“Just be thankful you had a healthy baby”
“Just be thankful you could even get pregnant, some women would kill for that”
These are things women who have experienced traumatic births hear all the time. This is not to invalidate feelings associated with infertility or loss, by any means. However, it should be understood that childbirth trauma is very real, and what mothers experience in going through a traumatic childbirth is just as valid a feeling as experiencing loss or infertility. But what, exactly, is birth related trauma? Post Traumatic Stress Disorder (PTSD) that results from childbirth. This also includes many women who don’t meet all the criteria for a clinical diagnosis of PTSD, but who exhibit many of the symptoms. Generally, when you think of PTSD, you might think of soldiers, rape, or natural disasters. PTSD results from a life-threatening or serious injury-threatening event to you, or a person close to you. Women with birth trauma often have intense fear or anxiety when reliving their experience, flashbacks, nightmares, and persistent re-living of their birth. Experiences which remind them of that event, including television, other women’s stories, and more may give them anxiety. Sufferers of birth trauma may not want to talk about their birth at all, or they may find it healing to talk about their experiences. Many women will have difficulty sleeping, concentrating, eating, and doing other day-to-day activities. It’s also very common to be angry, depressed, irritable, and hyper vigilant.
Some women experience clear-cut events that you’d not doubt they’d have some type of emotional trauma related to the experience. But there are even more women who do not experience some type of dramatic event that triggers childbirth trauma, but other factors such a loss of control, loss of dignity, a feeling of not being heard, lack of informed consent to medical procedures being performed on themselves or their baby, or negative/hostile attitudes of those around them (including doctors, support persons, and nurses). According to The Birth Trauma Association, there are many risk factors for Post Natal PTSD which include both objective (e.g. type of delivery) and subjective (e.g. feelings of loss of control) factors such as:

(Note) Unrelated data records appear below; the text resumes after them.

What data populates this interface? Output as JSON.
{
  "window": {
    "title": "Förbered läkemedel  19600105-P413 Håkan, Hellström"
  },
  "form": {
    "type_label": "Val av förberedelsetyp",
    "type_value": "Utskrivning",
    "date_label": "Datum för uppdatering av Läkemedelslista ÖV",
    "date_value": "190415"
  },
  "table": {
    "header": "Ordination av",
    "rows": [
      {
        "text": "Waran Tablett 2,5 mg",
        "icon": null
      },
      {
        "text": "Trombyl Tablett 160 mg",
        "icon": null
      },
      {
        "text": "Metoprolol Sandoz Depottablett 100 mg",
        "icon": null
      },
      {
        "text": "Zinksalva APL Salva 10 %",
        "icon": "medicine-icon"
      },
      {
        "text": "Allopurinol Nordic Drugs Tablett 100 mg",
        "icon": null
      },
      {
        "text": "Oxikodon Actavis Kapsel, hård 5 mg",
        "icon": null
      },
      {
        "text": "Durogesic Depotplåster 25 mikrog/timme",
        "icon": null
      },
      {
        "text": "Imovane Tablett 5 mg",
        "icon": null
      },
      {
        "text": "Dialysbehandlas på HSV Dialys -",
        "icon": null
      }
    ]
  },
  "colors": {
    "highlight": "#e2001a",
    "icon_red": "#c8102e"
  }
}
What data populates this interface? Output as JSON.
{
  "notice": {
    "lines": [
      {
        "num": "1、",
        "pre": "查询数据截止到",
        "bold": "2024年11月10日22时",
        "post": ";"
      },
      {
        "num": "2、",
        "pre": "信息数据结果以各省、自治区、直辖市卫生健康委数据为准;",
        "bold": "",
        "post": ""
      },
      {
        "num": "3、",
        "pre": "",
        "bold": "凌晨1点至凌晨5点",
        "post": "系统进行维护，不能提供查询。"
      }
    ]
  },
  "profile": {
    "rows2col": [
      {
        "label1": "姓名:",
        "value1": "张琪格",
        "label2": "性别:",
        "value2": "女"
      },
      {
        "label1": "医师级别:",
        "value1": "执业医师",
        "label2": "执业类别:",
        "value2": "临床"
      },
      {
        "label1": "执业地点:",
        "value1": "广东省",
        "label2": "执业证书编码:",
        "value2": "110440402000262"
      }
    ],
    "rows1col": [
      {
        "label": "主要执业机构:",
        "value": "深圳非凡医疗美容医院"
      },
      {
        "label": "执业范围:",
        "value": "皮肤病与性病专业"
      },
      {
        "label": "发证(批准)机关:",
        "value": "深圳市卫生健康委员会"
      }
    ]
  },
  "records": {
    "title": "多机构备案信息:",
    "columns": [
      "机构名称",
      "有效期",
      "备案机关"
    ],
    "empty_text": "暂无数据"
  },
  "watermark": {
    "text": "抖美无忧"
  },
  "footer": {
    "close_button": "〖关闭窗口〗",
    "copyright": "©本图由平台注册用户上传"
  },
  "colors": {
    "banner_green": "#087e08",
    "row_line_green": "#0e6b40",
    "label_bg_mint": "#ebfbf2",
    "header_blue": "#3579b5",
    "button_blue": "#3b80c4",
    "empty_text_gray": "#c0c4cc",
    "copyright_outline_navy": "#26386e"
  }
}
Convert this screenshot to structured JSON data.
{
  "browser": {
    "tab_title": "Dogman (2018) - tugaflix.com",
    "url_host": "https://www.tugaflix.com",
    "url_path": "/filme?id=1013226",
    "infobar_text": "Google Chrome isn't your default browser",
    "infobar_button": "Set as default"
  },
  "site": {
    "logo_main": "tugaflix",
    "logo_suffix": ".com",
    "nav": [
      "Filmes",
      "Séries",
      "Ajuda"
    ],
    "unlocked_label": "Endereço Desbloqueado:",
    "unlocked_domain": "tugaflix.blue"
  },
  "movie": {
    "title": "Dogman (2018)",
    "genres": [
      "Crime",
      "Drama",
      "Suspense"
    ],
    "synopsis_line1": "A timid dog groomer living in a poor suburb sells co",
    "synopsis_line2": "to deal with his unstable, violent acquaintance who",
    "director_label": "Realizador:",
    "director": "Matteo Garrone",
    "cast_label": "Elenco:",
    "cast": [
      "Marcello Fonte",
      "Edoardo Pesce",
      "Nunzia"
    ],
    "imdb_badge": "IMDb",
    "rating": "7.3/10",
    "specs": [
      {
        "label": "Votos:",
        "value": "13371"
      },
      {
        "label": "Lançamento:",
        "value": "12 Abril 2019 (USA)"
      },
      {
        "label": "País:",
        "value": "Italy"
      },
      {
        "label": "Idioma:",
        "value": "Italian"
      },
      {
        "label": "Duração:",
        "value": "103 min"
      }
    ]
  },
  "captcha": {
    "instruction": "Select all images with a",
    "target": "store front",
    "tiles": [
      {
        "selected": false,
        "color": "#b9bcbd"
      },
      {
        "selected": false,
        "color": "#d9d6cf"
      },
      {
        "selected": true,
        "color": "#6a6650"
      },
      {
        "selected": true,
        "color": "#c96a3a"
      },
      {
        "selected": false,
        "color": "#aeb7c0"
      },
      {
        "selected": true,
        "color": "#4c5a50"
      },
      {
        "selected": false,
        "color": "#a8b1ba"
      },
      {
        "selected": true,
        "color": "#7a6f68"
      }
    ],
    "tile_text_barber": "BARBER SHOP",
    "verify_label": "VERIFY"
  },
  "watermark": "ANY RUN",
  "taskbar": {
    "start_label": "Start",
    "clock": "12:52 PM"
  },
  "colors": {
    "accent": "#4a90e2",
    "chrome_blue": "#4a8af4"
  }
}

- Lengthy labor, or short and very painful labor
- Poor pain relief
- Feelings of loss of control
- High levels of medical intervention
- Traumatic or emergency deliveries (e.g. emergency cesarean section)
- Impersonal treatment or problems with staff attitudes
- Not being listened to
- Lack of information or explanation
- Lack of privacy or dignity
- Fear for baby’s safety
- Birth of a damaged baby (a disability resulting from a birth trauma)
- Baby’s stay in NICU
- Poor postnatal care
- Previous trauma (for example, in childhood, a previous birth or domestic violence)
Women, and even their partners, can experience PTSD or symptoms like long-term distress after traumatic birth. These symptoms are very real, and the biggest problem is lack of support and understanding. Many women who have experienced birth-related trauma, like myself, find themselves isolated from other mothers. It can be difficult to connect with other women who do not understand the lasting effects of trauma. Many women find themselves without a voice, in a world which doesn’t understand and expects mothers to get over it very quickly. These women find themselves with no one to turn to for help or support, because those who have not experienced trauma related to birth find it difficult to understand just how real these feelings are. I, personally, have been made to feel guilty, lonely, weak, and depressed because I just could not shake the feelings I have about the birth of my son. I also feel torn between wanting more children, and fearing pregnancy and childbirth again. Some women are so fearful that they lose interest in sex completely, burdening their marriages.
According to ImprovingBirth.org, 36% of women surveyed reported that they’d describe their births as traumatic. Thirty-six….
As I sit here at my laptop, the tears have begun to roll down my cheeks. I have spent months (11.5, to be exact) feeling guilty for “not letting it go”. I have spent hundreds of hours telling myself to “stop being so dramatic” and that “he is healthy, who cares how he got here?” I have felt incredibly guilty for my inability to shake my feelings associated with the birth of my child, despite therapy, group, church, meditation, writing, and medications. But the reality of it is, that I am doing everything I can to overcome this trauma. Maybe time will heal me, maybe a healing birth will “fix” me. But to those of you who do not understand, just know that “at least you have a healthy baby” or “it’s been __ months/years, just move on” can feel incredibly cruel and dismissive. Moms who have experienced birth trauma have real feelings, that, trust me, they DO NOT want to have. Try and find it in your heart to validate those feelings, or to just not comment on them if you do not understand.
Resources for moms who’ve experienced birth trauma, or for those willing to learn more: